As you may have read in the recent feature story So Many Health Clinics, So Little Time, the Windows Embedded Standard platform was used by Hillcrest Baptist Medical Center to easily consolidate electronic health records and back them up to a single database, enabling remote users to access data from any clinic for any patient. What you may not know is that Windows Embedded Server also plays a vital role in the medical business.
“When it comes to the medical industry, Windows Embedded Server supports a wide range of appliances,” said Venu Subramanyam, senior product manager for Windows Embedded Server. “Everything from picture archiving and communication systems (PACS) to MRI machines and CT scanners in medical facilities can utilize Windows Embedded Server.”
Windows Embedded Server helps ensure that hospitals and clinics are able to confidently look to OEMs to support the delivery of quality care and increased ease of use for their employees and patients. OEMs can then leverage the power of Windows Embedded Server to build their dedicated server appliances quickly and efficiently.
So what’s a key example of Windows Embedded Server? Let’s say a patient is admitted to the hospital for an ultrasound (which can leverage Windows Embedded Standard) — the results from these tests are stored on a PACS server, which leverages Windows Embedded Server, so doctors can easily and effectively monitor data results from multiple locations (the viewing stations leverage Windows Embedded Enterprise).
Windows Embedded Server helps bring medical solutions to life.
Also, Windows Embedded Server is used in systems that integrate patient records and handle medical billing and in appliances that need to be connected to a central infrastructure. Windows Embedded platforms can ease integration, connecting the point of patient care with healthcare providers’ enterprise IT systems.
Want to learn more about how Windows Embedded offers a portfolio of platforms and technologies for building medical solutions? Read more about it here.
There are even more stories coming to the Windows Embedded News Center about how Windows Embedded Server incorporates into some major industries, so make sure you stay tuned.

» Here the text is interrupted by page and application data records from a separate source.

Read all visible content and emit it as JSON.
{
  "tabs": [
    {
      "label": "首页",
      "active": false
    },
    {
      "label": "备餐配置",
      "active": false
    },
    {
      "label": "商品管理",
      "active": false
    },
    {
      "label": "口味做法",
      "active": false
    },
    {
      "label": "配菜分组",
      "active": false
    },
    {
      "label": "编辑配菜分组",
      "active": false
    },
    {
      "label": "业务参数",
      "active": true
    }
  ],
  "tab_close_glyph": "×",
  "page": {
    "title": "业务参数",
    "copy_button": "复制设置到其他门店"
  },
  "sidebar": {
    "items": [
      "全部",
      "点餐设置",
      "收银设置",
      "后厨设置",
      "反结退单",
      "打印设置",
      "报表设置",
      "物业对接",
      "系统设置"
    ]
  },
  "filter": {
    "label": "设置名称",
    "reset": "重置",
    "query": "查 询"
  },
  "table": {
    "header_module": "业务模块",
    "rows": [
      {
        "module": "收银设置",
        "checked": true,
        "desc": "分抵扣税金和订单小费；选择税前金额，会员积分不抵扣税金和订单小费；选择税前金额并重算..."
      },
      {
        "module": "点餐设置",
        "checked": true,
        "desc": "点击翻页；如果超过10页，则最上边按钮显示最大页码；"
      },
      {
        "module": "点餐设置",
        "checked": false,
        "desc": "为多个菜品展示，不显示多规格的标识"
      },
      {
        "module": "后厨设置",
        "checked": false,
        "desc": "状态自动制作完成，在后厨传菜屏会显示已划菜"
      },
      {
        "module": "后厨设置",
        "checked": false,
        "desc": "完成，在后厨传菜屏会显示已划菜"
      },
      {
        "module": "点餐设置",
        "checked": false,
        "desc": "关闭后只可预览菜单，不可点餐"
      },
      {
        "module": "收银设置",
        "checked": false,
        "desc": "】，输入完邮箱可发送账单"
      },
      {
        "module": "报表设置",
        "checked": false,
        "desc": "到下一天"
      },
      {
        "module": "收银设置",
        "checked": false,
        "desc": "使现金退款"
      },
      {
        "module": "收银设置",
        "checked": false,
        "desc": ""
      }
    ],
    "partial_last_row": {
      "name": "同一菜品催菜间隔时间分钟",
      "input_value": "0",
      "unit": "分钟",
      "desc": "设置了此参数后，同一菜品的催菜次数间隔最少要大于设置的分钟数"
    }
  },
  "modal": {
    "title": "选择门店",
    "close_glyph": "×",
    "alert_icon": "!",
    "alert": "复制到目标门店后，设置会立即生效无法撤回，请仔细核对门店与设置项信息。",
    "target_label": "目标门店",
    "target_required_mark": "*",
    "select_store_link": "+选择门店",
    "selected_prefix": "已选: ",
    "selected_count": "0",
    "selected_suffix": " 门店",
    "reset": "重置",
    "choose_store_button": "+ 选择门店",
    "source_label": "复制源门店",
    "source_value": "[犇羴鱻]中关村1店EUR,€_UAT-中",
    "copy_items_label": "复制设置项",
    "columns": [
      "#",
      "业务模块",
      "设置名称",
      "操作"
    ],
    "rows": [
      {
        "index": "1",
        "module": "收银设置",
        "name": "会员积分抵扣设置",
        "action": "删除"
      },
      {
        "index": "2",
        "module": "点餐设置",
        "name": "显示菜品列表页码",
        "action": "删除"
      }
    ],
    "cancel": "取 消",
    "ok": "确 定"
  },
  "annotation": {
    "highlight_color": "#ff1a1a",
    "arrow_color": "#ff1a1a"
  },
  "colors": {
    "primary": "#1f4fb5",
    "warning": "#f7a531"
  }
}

Also, check out the @msftweb Twitter handle for the latest updates from the Windows Embedded team.